Exercise:
An exact copy of the entries is needed, with every picture left out.

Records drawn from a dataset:
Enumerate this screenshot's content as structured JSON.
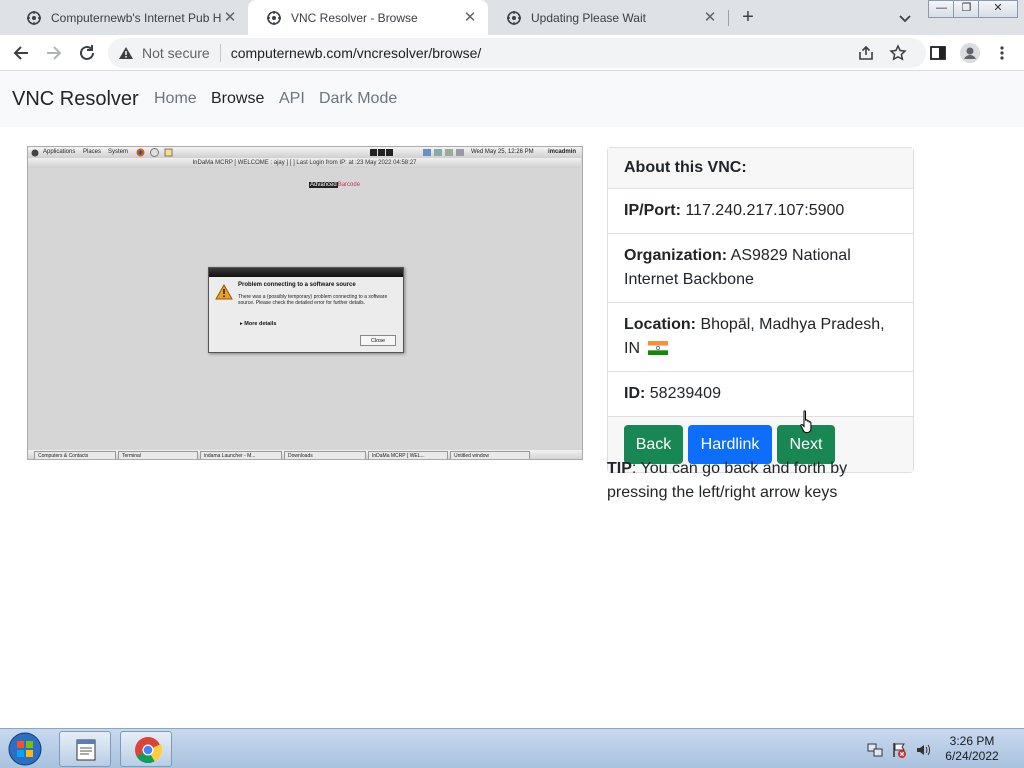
{
  "browser": {
    "tabs": [
      {
        "title": "Computernewb's Internet Pub Hub",
        "active": false
      },
      {
        "title": "VNC Resolver - Browse",
        "active": true
      },
      {
        "title": "Updating Please Wait",
        "active": false
      }
    ],
    "address": {
      "security_label": "Not secure",
      "url": "computernewb.com/vncresolver/browse/"
    }
  },
  "navbar": {
    "brand": "VNC Resolver",
    "links": [
      "Home",
      "Browse",
      "API",
      "Dark Mode"
    ],
    "active_link": "Browse"
  },
  "screenshot": {
    "top_menu": [
      "Applications",
      "Places",
      "System"
    ],
    "clock": "Wed May 25, 12:26 PM",
    "user": "imcadmin",
    "window_title": "InDaMa MCRP [ WELCOME : ajay ]    [ ] Last Login from IP: at :23 May 2022 04:58:27",
    "logo_left": "Advanced",
    "logo_right": "Barcode",
    "dialog": {
      "heading": "Problem connecting to a software source",
      "body": "There was a (possibly temporary) problem connecting to a software source. Please check the detailed error for further details.",
      "more": "More details",
      "close": "Close"
    },
    "taskbar_items": [
      "Computers & Contacts",
      "Terminal",
      "indama Launcher - M...",
      "Downloads",
      "InDaMa MCRP [ WEL...",
      "Untitled window"
    ]
  },
  "card": {
    "header": "About this VNC:",
    "ip_label": "IP/Port:",
    "ip_value": "117.240.217.107:5900",
    "org_label": "Organization:",
    "org_value": "AS9829 National Internet Backbone",
    "loc_label": "Location:",
    "loc_value": "Bhopāl, Madhya Pradesh, IN",
    "id_label": "ID:",
    "id_value": "58239409",
    "buttons": {
      "back": "Back",
      "hardlink": "Hardlink",
      "next": "Next"
    }
  },
  "tip": {
    "label": "TIP",
    "text": ": You can go back and forth by pressing the left/right arrow keys"
  },
  "os_taskbar": {
    "time": "3:26 PM",
    "date": "6/24/2022"
  },
  "colors": {
    "green_button": "#198754",
    "blue_button": "#0d6efd",
    "tabstrip": "#dee1e6",
    "navbar_bg": "#f8f9fa"
  }
}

Task result:
Enumerate this screenshot's content as structured JSON.
{
  "browser": {
    "tabs": [
      {
        "title": "Computernewb's Internet Pub Hub",
        "active": false
      },
      {
        "title": "VNC Resolver - Browse",
        "active": true
      },
      {
        "title": "Updating Please Wait",
        "active": false
      }
    ],
    "address": {
      "security_label": "Not secure",
      "url": "computernewb.com/vncresolver/browse/"
    }
  },
  "navbar": {
    "brand": "VNC Resolver",
    "links": [
      "Home",
      "Browse",
      "API",
      "Dark Mode"
    ],
    "active_link": "Browse"
  },
  "screenshot": {
    "top_menu": [
      "Applications",
      "Places",
      "System"
    ],
    "clock": "Wed May 25, 12:26 PM",
    "user": "imcadmin",
    "window_title": "InDaMa MCRP [ WELCOME : ajay ]    [ ] Last Login from IP: at :23 May 2022 04:58:27",
    "logo_left": "Advanced",
    "logo_right": "Barcode",
    "dialog": {
      "heading": "Problem connecting to a software source",
      "body": "There was a (possibly temporary) problem connecting to a software source. Please check the detailed error for further details.",
      "more": "More details",
      "close": "Close"
    },
    "taskbar_items": [
      "Computers & Contacts",
      "Terminal",
      "indama Launcher - M...",
      "Downloads",
      "InDaMa MCRP [ WEL...",
      "Untitled window"
    ]
  },
  "card": {
    "header": "About this VNC:",
    "ip_label": "IP/Port:",
    "ip_value": "117.240.217.107:5900",
    "org_label": "Organization:",
    "org_value": "AS9829 National Internet Backbone",
    "loc_label": "Location:",
    "loc_value": "Bhopāl, Madhya Pradesh, IN",
    "id_label": "ID:",
    "id_value": "58239409",
    "buttons": {
      "back": "Back",
      "hardlink": "Hardlink",
      "next": "Next"
    }
  },
  "tip": {
    "label": "TIP",
    "text": ": You can go back and forth by pressing the left/right arrow keys"
  },
  "os_taskbar": {
    "time": "3:26 PM",
    "date": "6/24/2022"
  },
  "colors": {
    "green_button": "#198754",
    "blue_button": "#0d6efd",
    "tabstrip": "#dee1e6",
    "navbar_bg": "#f8f9fa"
  }
}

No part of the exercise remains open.